James Baldwin (1924-1987) was an African American novelist, playwright and social critic, best known for his essay collection Notes of a Native Son and his first novel Go Tell It on the Mountain. His work explores many themes of inequality in America, including the treatment of blacks and gays.
James Baldwin was born in New York City. He was raised by his mother and an abusive stepfather. In high school, he was the editor of the school literary magazine and attended The New School. An early religious conversion to Pentecostalism soon fell by the wayside, but religion continued to influence his work.
After he was introduced to Greenwich Village artist Beauford Delaney, Baldwin realized that an African American could be an artist, and devoted his life to writing. He also soon realized that he was gay. In 1948, he left the United States for Paris, France, seeking a culture that was less prejudiced. He spent most of the rest of his life living as an expatriate.
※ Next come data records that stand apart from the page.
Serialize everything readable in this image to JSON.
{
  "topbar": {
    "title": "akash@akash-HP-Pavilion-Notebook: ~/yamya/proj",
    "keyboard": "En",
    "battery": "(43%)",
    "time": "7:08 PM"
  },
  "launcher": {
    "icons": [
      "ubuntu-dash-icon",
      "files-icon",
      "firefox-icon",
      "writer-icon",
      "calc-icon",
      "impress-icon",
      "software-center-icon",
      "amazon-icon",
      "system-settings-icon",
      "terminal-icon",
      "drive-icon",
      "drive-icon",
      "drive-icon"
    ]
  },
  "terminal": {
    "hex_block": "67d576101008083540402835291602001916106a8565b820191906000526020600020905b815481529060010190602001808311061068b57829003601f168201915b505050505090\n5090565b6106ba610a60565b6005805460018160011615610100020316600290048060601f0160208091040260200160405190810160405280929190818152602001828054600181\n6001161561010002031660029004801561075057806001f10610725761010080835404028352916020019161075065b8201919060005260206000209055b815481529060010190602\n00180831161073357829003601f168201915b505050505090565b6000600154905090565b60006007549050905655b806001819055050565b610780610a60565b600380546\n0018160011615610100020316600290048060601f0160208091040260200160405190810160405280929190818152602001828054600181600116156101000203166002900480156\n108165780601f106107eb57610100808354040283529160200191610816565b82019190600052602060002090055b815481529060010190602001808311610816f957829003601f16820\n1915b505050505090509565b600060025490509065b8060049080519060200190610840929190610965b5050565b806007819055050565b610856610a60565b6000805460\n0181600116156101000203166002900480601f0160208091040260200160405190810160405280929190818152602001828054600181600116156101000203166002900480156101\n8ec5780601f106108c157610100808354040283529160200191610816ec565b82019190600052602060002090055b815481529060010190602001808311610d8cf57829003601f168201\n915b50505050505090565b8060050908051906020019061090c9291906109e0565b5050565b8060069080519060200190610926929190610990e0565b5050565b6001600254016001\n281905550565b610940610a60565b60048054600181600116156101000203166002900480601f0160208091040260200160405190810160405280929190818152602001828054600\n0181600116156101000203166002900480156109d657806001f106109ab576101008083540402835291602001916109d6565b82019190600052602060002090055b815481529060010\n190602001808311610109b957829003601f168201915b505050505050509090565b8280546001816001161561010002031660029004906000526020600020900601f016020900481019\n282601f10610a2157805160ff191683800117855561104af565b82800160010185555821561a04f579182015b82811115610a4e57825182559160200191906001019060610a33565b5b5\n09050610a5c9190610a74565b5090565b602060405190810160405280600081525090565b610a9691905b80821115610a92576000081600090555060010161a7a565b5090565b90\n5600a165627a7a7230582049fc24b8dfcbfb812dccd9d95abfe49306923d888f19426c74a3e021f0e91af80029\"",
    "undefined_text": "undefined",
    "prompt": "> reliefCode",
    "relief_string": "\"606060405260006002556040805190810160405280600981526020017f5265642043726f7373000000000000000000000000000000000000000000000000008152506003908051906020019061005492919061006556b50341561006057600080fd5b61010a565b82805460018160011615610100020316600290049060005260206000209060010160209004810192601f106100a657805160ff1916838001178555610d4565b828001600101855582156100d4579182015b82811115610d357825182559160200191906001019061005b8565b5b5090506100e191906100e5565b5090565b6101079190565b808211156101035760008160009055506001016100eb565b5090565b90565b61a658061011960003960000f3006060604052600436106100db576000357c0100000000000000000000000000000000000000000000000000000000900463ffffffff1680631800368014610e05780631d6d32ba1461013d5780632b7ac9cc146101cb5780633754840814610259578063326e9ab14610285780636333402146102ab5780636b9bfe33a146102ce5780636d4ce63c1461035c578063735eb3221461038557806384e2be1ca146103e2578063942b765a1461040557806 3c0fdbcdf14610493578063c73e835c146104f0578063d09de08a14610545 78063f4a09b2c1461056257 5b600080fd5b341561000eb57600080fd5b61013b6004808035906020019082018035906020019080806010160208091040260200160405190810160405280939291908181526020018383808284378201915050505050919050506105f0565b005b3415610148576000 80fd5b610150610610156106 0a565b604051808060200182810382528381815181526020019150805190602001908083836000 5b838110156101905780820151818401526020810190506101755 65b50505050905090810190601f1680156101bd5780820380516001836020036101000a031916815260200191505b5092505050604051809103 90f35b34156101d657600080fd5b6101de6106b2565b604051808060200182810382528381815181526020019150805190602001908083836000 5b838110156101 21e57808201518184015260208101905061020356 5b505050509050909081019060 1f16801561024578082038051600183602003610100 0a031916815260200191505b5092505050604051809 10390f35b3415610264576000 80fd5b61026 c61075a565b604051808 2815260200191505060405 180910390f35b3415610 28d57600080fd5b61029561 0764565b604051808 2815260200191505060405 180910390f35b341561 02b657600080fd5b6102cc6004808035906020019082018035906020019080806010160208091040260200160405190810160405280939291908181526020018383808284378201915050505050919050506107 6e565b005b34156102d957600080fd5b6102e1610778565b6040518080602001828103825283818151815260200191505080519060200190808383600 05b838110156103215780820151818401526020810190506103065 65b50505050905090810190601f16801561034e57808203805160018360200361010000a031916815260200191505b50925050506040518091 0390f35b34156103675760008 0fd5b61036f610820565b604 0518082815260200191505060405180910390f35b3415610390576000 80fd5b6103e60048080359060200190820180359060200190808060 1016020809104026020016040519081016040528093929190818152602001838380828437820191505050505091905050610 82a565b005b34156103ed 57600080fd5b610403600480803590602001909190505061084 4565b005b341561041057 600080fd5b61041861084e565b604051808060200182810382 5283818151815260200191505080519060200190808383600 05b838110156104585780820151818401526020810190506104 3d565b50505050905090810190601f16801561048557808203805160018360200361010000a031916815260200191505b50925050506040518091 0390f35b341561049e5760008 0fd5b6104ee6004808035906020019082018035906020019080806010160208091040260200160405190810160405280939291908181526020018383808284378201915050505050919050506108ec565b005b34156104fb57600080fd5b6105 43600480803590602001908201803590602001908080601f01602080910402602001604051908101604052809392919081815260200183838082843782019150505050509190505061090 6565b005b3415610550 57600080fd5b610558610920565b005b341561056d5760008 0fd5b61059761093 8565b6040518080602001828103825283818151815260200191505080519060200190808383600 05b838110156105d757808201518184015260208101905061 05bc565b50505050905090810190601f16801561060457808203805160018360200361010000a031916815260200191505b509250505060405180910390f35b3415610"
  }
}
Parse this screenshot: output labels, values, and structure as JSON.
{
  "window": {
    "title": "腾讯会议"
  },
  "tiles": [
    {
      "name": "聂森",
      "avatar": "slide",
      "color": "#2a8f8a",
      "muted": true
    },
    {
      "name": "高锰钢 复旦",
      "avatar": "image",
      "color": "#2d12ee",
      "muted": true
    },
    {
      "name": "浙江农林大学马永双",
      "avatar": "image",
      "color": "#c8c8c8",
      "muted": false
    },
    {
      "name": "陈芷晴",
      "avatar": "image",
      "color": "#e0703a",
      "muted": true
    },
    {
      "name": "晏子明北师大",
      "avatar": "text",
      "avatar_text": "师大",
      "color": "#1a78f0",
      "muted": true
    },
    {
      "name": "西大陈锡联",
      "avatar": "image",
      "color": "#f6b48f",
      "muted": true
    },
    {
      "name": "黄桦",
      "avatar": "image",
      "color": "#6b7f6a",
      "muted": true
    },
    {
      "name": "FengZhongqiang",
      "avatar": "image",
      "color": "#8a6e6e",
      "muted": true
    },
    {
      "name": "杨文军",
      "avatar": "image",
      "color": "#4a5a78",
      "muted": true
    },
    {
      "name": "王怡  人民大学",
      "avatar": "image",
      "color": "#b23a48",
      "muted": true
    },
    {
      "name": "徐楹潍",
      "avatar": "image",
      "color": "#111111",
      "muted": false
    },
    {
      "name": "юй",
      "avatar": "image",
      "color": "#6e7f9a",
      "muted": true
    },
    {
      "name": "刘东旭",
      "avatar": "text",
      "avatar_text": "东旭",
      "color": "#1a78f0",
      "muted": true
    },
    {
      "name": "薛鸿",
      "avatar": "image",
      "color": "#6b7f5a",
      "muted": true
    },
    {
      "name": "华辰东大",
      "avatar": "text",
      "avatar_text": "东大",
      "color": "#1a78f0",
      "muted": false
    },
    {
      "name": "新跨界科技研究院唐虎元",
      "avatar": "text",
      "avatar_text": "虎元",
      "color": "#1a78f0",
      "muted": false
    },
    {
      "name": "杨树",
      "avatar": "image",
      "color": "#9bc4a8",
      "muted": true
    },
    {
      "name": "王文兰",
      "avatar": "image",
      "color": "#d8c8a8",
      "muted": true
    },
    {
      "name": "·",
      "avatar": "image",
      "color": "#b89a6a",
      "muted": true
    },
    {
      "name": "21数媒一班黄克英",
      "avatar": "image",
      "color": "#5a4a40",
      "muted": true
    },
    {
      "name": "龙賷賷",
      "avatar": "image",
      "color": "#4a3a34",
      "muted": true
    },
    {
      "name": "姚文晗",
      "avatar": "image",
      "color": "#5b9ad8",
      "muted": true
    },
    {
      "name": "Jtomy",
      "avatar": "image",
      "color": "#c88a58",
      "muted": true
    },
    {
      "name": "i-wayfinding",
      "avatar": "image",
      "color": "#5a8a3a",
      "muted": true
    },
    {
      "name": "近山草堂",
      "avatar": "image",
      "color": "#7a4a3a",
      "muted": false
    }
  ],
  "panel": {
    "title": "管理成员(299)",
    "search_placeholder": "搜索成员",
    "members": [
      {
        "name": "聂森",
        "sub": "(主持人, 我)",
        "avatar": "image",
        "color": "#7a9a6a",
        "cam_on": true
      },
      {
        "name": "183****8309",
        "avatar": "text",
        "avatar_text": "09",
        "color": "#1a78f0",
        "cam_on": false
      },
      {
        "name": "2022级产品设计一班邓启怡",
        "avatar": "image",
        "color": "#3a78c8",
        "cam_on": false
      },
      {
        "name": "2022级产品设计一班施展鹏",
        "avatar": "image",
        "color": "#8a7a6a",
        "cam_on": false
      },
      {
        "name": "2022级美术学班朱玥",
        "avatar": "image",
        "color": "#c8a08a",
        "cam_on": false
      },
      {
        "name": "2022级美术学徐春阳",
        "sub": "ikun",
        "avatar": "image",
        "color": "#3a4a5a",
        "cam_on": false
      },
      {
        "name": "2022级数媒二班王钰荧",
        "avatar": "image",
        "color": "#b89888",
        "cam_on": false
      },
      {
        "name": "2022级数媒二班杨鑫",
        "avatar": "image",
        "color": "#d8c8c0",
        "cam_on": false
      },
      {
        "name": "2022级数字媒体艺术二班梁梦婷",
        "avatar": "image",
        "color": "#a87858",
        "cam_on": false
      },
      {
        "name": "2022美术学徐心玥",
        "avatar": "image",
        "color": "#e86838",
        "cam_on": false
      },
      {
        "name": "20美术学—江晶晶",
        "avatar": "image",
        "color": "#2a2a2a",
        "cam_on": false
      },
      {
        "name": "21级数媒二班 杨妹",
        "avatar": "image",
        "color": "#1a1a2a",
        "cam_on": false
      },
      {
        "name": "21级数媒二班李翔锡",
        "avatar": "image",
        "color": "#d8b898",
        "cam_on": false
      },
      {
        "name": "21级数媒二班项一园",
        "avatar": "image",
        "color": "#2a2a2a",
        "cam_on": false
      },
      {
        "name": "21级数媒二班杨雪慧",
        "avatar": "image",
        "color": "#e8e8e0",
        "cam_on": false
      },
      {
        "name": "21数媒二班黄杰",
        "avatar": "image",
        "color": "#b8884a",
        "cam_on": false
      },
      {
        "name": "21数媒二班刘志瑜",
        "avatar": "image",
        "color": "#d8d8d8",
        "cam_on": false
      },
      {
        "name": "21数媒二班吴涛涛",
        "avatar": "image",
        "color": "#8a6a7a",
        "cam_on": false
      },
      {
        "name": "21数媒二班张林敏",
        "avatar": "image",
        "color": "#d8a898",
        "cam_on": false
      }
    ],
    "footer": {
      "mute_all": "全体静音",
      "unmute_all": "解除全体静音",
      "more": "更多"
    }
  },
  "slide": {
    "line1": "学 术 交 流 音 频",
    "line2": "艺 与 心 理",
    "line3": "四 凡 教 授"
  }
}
Baldwin returned to America in the late 1950s and early 1960s, becoming active in the Civil Rights Movement. He was active in both CORE and SNCC, and took part in the 1963 Civil Rights March on Washington, D.C. James Baldwin died from esophageal cancer in 1987 in his home in France and is buried just outside of New York City.